The bank, which is owed millions by Canwest, is leading an attempted purchase of the group’s newspaper division.

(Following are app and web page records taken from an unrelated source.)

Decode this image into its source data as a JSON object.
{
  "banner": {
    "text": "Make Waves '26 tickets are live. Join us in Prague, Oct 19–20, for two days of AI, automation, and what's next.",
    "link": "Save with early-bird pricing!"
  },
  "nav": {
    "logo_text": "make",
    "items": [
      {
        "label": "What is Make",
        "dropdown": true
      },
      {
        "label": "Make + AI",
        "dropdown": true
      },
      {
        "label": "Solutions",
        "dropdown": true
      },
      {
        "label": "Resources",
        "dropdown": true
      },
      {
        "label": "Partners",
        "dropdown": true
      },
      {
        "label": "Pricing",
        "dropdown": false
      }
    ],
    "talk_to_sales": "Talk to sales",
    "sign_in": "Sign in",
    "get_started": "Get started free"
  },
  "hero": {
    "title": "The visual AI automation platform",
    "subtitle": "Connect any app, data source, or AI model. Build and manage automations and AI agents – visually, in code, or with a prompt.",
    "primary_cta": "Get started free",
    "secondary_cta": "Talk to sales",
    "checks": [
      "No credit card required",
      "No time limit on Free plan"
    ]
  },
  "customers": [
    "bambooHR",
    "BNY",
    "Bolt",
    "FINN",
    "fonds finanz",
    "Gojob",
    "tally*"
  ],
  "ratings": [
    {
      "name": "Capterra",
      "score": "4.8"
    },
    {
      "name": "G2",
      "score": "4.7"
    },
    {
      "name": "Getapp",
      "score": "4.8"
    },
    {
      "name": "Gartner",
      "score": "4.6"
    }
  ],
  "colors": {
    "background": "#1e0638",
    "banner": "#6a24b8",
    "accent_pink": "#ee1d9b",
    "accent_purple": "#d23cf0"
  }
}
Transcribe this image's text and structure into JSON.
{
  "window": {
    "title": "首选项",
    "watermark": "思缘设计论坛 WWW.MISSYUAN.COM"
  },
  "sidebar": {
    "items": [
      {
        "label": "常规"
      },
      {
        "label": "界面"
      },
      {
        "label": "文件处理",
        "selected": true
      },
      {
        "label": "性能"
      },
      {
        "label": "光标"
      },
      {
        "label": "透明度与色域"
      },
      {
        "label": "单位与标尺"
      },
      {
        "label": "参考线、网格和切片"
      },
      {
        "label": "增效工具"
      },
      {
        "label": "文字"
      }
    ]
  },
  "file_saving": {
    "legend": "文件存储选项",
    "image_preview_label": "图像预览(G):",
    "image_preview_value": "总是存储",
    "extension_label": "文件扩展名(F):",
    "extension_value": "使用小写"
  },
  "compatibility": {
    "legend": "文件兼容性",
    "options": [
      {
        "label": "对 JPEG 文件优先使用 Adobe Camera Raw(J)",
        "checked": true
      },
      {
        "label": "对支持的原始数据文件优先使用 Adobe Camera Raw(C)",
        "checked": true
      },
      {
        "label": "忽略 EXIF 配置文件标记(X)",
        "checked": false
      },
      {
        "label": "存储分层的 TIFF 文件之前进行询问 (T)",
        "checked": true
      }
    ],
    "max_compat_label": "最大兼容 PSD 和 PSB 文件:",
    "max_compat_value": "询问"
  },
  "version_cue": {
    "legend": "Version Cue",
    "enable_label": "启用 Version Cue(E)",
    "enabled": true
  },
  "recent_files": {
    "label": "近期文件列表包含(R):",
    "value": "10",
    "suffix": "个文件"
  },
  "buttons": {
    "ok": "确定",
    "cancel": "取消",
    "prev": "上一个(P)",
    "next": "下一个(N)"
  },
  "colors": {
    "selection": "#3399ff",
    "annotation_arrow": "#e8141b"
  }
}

The unit received court-approved creditor protection last week as Canwest struggles under a debt load of about C$4 billion ($3.9 billion).
Canwest Chief Executive Leonard Asper has tried to halt the sale of the newspapers, which include the company’s flagship National Post, saying the move is rushed and a better price could be realized down the road, the Globe said.
Asper raised his objections in a letter to Scotiabank, Canada’s third biggest bank, which then responded.
“The information provided to us makes it unclear whether you have the corporate authority to make the proposals contained in your letter,” Jane Rowe, Scotiabank’s executive vice-president of global risk management, told Asper in her letter.
Canwest said on Friday it has received an offer of about C$925 million for its newspapers from a group of lenders representing Canada’s five biggest banks and led by Scotiabank.
Canwest is seven months behind on its debt payments and Scotiabank has warned the company it has no say over whether the newspaper assets are sold to recoup the money senior lenders are owed, the Globe said.
Canwest, Canada’s biggest media company, has hired an investment bank to hunt for superior offers for the unit, which also includes papers like the Montreal Gazette and Vancouver Sun.
Reporting by Nicole Mordant; editing by Rob Wilson